ABOUT THIS EXERCISE: In the entries below, the word "title" appears on some lines. Copy each of those lines.

Items listed in a dataset:
++++++++++++++++++++

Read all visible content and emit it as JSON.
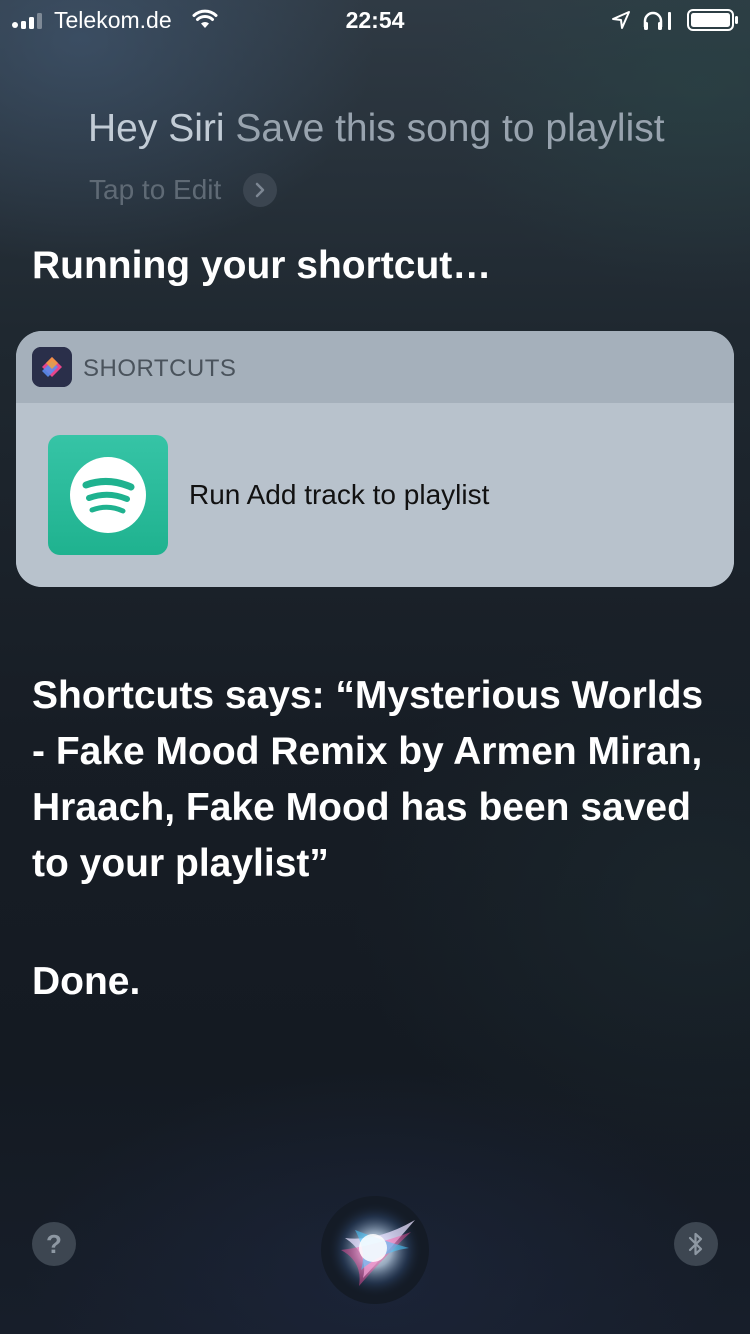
{
  "status_bar": {
    "carrier": "Telekom.de",
    "time": "22:54",
    "signal_bars": 3,
    "battery_level": 1.0
  },
  "siri": {
    "query_start": "Hey Siri",
    "query_end": " Save this song to playlist",
    "tap_to_edit": "Tap to Edit",
    "running_heading": "Running your shortcut…",
    "response": "Shortcuts says: “Mysterious Worlds - Fake Mood Remix by Armen Miran, Hraach, Fake Mood has been saved to your playlist”",
    "done": "Done."
  },
  "card": {
    "app_name": "SHORTCUTS",
    "app_icon": "shortcuts-icon",
    "action_label": "Run Add track to playlist",
    "action_icon": "spotify-icon",
    "action_color": "#1fb28f"
  },
  "bottom": {
    "help_label": "?",
    "help_icon": "help-icon",
    "center_icon": "siri-orb-icon",
    "right_icon": "bluetooth-icon"
  }
}
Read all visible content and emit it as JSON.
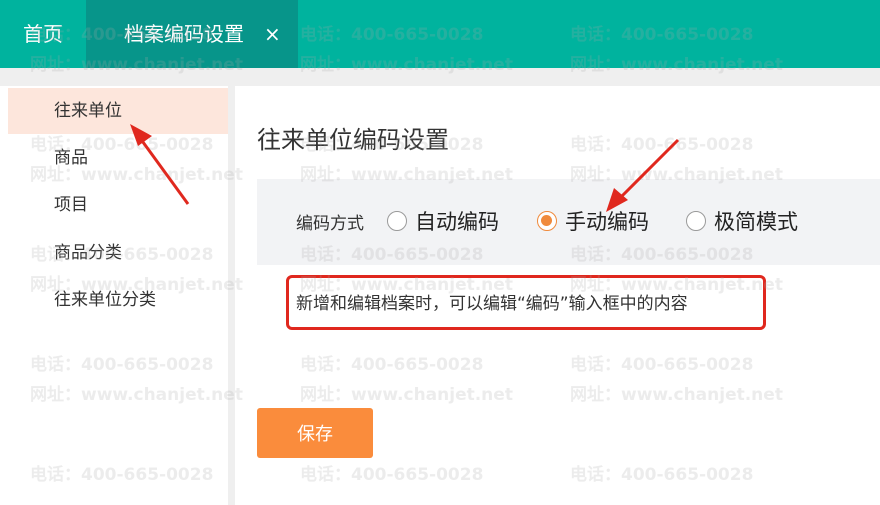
{
  "tabs": {
    "home": "首页",
    "active": "档案编码设置",
    "close_glyph": "×"
  },
  "sidebar": {
    "items": [
      {
        "label": "往来单位",
        "active": true
      },
      {
        "label": "商品"
      },
      {
        "label": "项目"
      },
      {
        "label": "商品分类"
      },
      {
        "label": "往来单位分类"
      }
    ]
  },
  "main": {
    "title": "往来单位编码设置",
    "mode_label": "编码方式",
    "options": [
      {
        "label": "自动编码",
        "checked": false
      },
      {
        "label": "手动编码",
        "checked": true
      },
      {
        "label": "极简模式",
        "checked": false
      }
    ],
    "description": "新增和编辑档案时，可以编辑“编码”输入框中的内容",
    "save_label": "保存"
  },
  "watermark": {
    "phone": "电话：400-665-0028",
    "site": "网址：www.chanjet.net"
  },
  "colors": {
    "accent": "#00b39e",
    "active_tab": "#07958a",
    "primary_button": "#fa8c3c",
    "annotation_red": "#e0281e"
  }
}
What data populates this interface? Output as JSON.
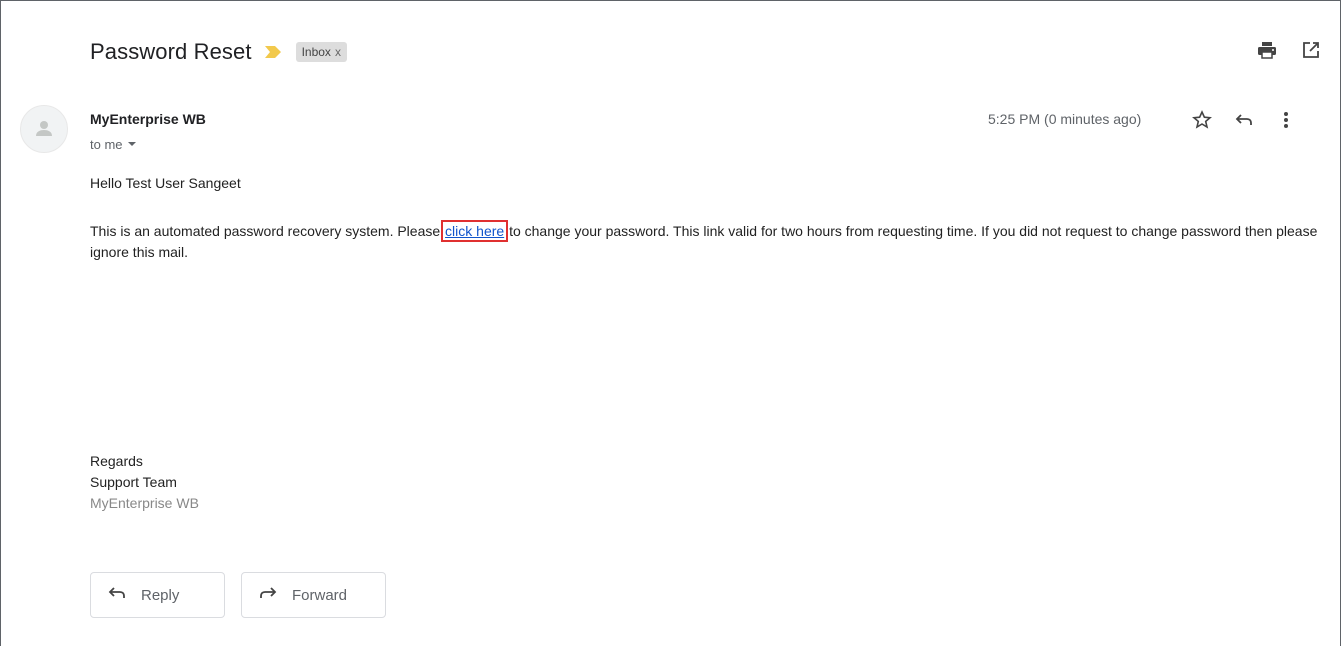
{
  "header": {
    "subject": "Password Reset",
    "label_chip": "Inbox",
    "chip_close": "x",
    "importance_color": "#f2c94c",
    "actions": [
      {
        "name": "print-icon",
        "title": "Print all"
      },
      {
        "name": "open-in-new-window-icon",
        "title": "In new window"
      }
    ]
  },
  "message": {
    "sender_name": "MyEnterprise WB",
    "recipient": "to me",
    "timestamp": "5:25 PM (0 minutes ago)",
    "greeting": "Hello Test User Sangeet",
    "body_before_link": "This is an automated password recovery system. Please",
    "link_text": "click here",
    "body_after_link": "to change your password. This link valid for two hours from requesting time. If you did not request to change password then please ignore this mail.",
    "link_highlight_color": "#e03030",
    "signature": {
      "line1": "Regards",
      "line2": "Support Team",
      "line3": "MyEnterprise WB"
    }
  },
  "buttons": {
    "reply_label": "Reply",
    "forward_label": "Forward"
  }
}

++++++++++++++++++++

EXERCISE ANSWER:
    "title": "往来单位编码设置",
        "title": "Print all"
        "title": "In new window"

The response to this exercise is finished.